The oil market has largely shrugged off the killing last month of Washington Post columnist Jamal Kashoggi by Saudi agents. However, a new CIA assessment that reportedly links the slaying to the kingdom's crown prince could soon change that, according to a commodities strategist and former CIA analyst.
The assessment concludes that Saudi Crown Prince Mohammed bin Salman ordered Khashoggi's killing, according to the Washington Post and NBC News.
The CIA is expected to present its report to President Donald Trump by Tuesday, just two weeks before major oil producers including OPEC and Russia meet in Vienna, Austria. The group has been coordinating oil policy since last year, and the members are now considering a fresh round of production cuts after a sharp pullback in the oil market.
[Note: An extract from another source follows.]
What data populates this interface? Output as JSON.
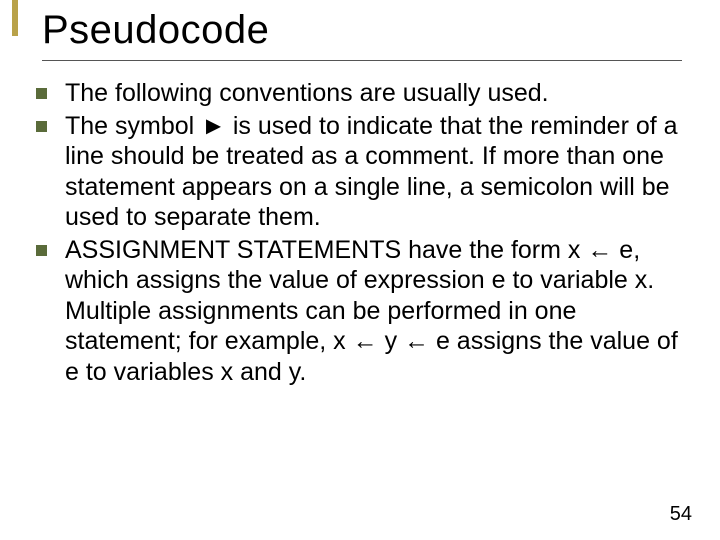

New supply caps would boost oil prices and prevent financial pain in countries dependent on fossil fuel revenue, including Saudi Arabia. The kingdom expects to its crude shipments to drop by 500,000 barrels per day in December, and its energy minister recently said OPEC and its allies may cut output by about 1 million bpd next year.
But Trump, a populist focused on filling Americans' pocketbooks, opposes the output cuts because he wants prices to fall at U.S. gas stations.
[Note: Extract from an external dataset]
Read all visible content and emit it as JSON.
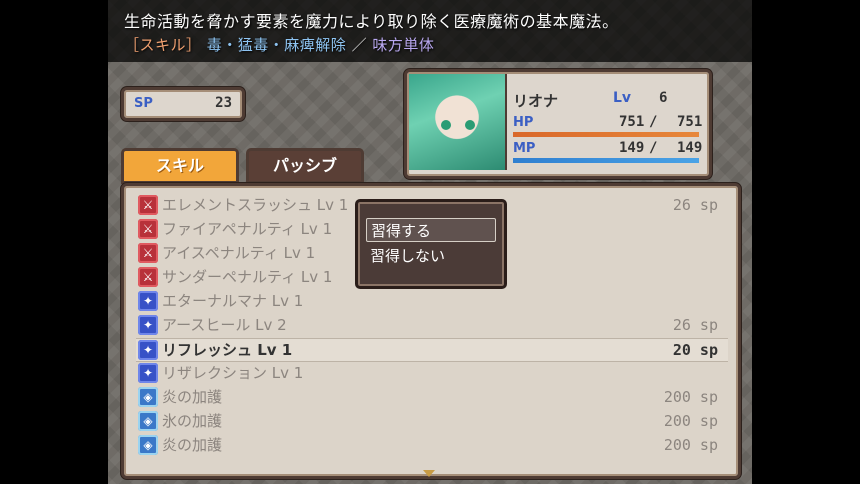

@realDonaldTrump: Hopefully, Saudi Arabia and OPEC will not be cutting oil production. Oil prices should be much lower based on supply!
Despite reportedly being shown evidence that links Khashoggi's death to Prince Mohammed, Trump continues to cast doubt on the royal's role in the slaying. The Trump administration is closely aligned with Prince Mohammed, and the president wants to preserve billions of dollars in potential arms sales to the Saudis.